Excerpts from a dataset
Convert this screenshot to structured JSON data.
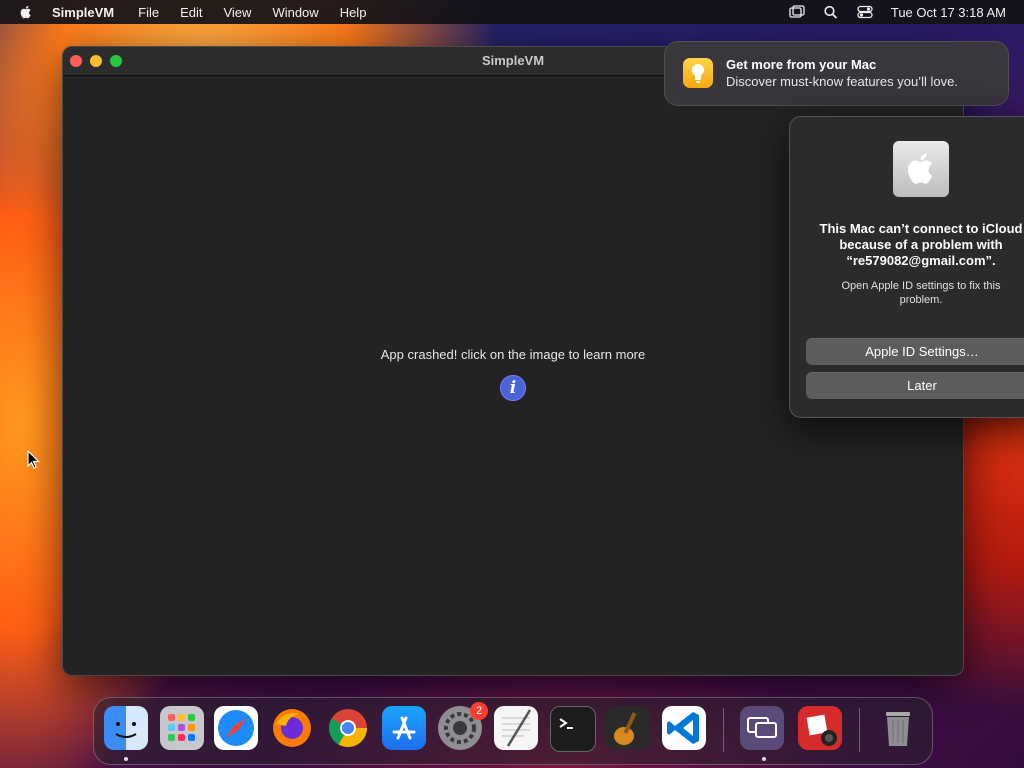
{
  "menubar": {
    "app_name": "SimpleVM",
    "menus": [
      "File",
      "Edit",
      "View",
      "Window",
      "Help"
    ],
    "clock": "Tue Oct 17  3:18 AM"
  },
  "window": {
    "title": "SimpleVM",
    "crash_message": "App crashed! click on the image to learn more",
    "info_glyph": "i"
  },
  "notification": {
    "title": "Get more from your Mac",
    "body": "Discover must-know features you’ll love."
  },
  "dialog": {
    "title": "This Mac can’t connect to iCloud because of a problem with “re579082@gmail.com”.",
    "body": "Open Apple ID settings to fix this problem.",
    "primary_button": "Apple ID Settings…",
    "secondary_button": "Later"
  },
  "dock": {
    "apps": [
      {
        "name": "Finder",
        "icon": "finder-icon",
        "running": true
      },
      {
        "name": "Launchpad",
        "icon": "launchpad-icon",
        "running": false
      },
      {
        "name": "Safari",
        "icon": "safari-icon",
        "running": false
      },
      {
        "name": "Firefox",
        "icon": "firefox-icon",
        "running": false
      },
      {
        "name": "Chrome",
        "icon": "chrome-icon",
        "running": false
      },
      {
        "name": "App Store",
        "icon": "app-store-icon",
        "running": false
      },
      {
        "name": "System Settings",
        "icon": "system-settings-icon",
        "running": false,
        "badge": "2"
      },
      {
        "name": "TextEdit",
        "icon": "textedit-icon",
        "running": false
      },
      {
        "name": "Terminal",
        "icon": "terminal-icon",
        "running": false
      },
      {
        "name": "GarageBand",
        "icon": "garageband-icon",
        "running": false
      },
      {
        "name": "Visual Studio Code",
        "icon": "vscode-icon",
        "running": false
      },
      {
        "name": "SimpleVM",
        "icon": "simplevm-icon",
        "running": true
      },
      {
        "name": "Photo Booth",
        "icon": "photo-booth-icon",
        "running": false
      },
      {
        "name": "Trash",
        "icon": "trash-icon",
        "running": false
      }
    ],
    "badge_settings": "2"
  },
  "colors": {
    "info_button": "#4a63d6",
    "notification_icon": "#f7b21b",
    "badge": "#ff3b30"
  }
}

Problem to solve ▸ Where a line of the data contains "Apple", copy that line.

Reply to the exercise ▸
    "body": "Open Apple ID settings to fix this problem.",
    "primary_button": "Apple ID Settings…",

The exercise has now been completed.